Welcome to my new blog.
I wanted to write a blog that lets me talk about something more than the nuts and bolts of being a vet. I want to talk about some of the things I experience in this job that have very little to do with traditional medicine and much more to do with healing, which I find to be, at least in part, a spiritual experience.
In the last few years as a practicing veterinarian, I have begun to focus on holistic medicine—particularly, how animals and people heal together. One of the really cool things I have noticed is that people and animals share the same conditions. For instance, if a dog comes in with a bad knee, the owner often has a bad knee also. Allergic dogs often have allergic owners. It is apparent to me that there is some sort of healing circle going on here. Part of my interest is in exactly how this healing system works. I’ve asked myself:
How can people help their pets heal and, by doing so, help themselves heal?

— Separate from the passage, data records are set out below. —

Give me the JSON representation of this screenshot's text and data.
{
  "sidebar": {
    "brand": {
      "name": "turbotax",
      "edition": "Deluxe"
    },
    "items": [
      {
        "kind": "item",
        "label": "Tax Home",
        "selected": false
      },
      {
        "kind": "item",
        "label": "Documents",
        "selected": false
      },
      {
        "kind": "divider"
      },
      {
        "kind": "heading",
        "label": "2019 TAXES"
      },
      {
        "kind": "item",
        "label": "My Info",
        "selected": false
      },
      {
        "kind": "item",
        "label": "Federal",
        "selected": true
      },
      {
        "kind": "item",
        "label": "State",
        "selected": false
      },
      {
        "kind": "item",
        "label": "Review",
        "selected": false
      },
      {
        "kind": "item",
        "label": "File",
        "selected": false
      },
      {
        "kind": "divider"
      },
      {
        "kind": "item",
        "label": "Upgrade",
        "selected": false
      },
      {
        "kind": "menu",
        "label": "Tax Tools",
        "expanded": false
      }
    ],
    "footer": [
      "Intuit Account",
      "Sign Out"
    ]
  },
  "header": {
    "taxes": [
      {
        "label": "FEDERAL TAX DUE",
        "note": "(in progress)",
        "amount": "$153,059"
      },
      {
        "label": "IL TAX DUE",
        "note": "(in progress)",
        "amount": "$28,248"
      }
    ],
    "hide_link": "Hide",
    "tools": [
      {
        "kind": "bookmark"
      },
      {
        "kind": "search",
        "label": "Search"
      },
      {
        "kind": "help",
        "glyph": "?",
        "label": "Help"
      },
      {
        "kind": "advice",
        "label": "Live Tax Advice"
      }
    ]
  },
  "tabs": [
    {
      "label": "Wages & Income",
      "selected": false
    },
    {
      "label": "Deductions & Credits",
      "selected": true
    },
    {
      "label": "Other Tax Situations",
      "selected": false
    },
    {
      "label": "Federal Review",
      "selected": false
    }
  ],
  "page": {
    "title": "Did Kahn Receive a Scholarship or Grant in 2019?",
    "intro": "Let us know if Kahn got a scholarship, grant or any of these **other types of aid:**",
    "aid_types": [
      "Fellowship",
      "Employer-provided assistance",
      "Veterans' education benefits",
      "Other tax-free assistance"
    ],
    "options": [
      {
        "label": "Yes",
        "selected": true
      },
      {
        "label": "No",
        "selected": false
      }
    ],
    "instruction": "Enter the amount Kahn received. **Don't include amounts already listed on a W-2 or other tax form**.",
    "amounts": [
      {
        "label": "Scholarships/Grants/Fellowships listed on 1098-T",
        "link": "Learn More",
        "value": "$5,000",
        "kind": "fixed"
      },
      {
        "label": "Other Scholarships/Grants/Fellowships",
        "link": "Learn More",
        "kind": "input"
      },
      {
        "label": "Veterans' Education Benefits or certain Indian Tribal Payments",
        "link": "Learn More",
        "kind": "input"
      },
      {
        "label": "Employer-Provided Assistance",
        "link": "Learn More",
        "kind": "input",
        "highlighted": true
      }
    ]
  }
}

Questions like these have brought my attention to herbal medicine as well. A friend of mine once said, “Wouldn’t it be cool if we got all the medicine we needed within a 50 mile radius of where we live?” That comment really intrigued me. It got me thinking that maybe someday I will be able to practice veterinary medicine that way.
I wasn’t always so into this herbalist / energy / cycle of healing stuff. That’s really evolved over the past 27 years I’ve been practicing veterinary medicine. I actually knew I wanted to be a vet from the time I was 12 years old, growing up on a hobby farm just outside of LaCrosse, Wisconsin. Curly, our cow, was suffering from a vaginal prolapse, where the vagina gets pushed out of the body during pregnancy. The vet let me help him put it back in and then told me I was responsible for taking the stitches out in a couple of weeks since he would be too busy to visit our farm again.

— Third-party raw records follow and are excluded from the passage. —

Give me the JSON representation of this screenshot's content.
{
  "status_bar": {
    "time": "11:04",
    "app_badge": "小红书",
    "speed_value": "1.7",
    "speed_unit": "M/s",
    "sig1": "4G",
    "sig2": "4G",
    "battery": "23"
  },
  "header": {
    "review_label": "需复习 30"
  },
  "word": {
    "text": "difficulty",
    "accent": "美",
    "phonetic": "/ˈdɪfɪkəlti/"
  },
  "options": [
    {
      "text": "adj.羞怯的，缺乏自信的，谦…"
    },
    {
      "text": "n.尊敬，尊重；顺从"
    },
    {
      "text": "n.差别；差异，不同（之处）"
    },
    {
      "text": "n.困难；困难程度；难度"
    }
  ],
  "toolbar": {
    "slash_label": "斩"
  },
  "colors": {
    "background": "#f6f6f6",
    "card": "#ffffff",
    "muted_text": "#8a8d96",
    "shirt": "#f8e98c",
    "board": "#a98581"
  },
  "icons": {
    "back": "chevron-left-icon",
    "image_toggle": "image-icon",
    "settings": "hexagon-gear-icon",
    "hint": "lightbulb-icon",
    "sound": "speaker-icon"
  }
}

I was taking out the stitches with my mom’s help, and in that moment, realized that as a veterinarian, I could help people and animals too. I always have loved animals, but the other, equally important part is the people on the other end of the leash or stall. That, for me, is the most rewarding part of this job—being able to help people by helping their animals.
|My family on the farm in 1974 (I'm second from the right)|
I had the passion from a young age, but it was my stubborn streak that wouldn’t let me take no for an answer where this career was concerned. Despite a devastating F in second semester physics, I kept on keeping on and eventually made it through veterinary school at the University of Minnesota, graduating in 1989.
For years I did mixed practice—dogs and cats and cows and horses—but eventually the livestock got too sparse to make a living at it. Plus, my shoulders and back were starting to wear out. So after 15 years of mixed practice, I limited my focus to small animals. I do miss the farmers and the farms, but somehow I don’t miss pulling calves at 2 a.m. on icy January mornings.
|Me in 1973, suffering through the mumps with the help of a furry friend|
|My younger brother Julian with our dog Leo and a passel of kittens|
|My brother Julian playing around with our cow Rosie|
|My first dog, a rat terrier mix named Cal|